------ Exercise input ------

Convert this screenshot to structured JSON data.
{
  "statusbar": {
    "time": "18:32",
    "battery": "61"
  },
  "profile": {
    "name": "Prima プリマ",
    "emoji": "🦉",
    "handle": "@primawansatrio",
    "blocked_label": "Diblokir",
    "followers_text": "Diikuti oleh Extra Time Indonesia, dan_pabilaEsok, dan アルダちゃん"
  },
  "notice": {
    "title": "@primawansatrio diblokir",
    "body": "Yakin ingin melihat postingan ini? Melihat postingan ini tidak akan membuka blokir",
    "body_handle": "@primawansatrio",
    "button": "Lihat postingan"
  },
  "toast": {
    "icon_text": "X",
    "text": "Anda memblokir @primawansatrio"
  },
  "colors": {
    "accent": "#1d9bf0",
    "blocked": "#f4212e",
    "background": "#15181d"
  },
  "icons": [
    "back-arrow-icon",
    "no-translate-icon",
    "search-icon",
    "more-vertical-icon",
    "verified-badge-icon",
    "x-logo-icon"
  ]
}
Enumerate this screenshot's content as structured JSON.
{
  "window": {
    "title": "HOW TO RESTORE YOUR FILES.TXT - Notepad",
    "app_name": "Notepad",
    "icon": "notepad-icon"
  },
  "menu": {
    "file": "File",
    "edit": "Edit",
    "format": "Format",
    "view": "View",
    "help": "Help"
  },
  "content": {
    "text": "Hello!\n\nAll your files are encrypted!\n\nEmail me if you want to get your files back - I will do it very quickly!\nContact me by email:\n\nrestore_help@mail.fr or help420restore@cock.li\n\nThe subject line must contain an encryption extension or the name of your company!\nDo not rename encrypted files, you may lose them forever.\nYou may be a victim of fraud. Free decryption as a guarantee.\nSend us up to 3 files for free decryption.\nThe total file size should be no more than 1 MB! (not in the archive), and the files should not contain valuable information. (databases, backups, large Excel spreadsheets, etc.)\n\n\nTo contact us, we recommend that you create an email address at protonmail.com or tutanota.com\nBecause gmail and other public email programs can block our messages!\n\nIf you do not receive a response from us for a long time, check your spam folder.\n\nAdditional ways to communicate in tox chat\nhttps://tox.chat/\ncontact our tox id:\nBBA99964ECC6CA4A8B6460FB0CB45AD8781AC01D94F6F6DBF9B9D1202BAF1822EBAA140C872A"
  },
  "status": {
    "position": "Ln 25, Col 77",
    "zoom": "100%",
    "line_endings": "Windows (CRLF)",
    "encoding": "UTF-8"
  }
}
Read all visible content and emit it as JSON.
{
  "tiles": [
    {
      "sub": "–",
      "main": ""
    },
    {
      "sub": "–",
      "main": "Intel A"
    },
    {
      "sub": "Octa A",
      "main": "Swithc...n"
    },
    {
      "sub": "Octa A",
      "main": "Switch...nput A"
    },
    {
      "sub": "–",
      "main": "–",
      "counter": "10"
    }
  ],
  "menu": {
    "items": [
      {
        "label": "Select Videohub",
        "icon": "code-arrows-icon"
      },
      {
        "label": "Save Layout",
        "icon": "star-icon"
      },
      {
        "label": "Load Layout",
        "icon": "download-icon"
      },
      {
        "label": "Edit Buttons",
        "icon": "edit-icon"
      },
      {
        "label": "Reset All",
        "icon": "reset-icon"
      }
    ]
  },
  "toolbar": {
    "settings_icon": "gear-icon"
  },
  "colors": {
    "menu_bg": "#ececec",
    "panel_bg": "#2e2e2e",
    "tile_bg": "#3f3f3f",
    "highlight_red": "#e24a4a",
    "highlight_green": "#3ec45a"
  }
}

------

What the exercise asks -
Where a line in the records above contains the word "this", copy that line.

Completed exercise -
Convert this screenshot to structured JSON data.
Enumerate this screenshot's content as structured JSON.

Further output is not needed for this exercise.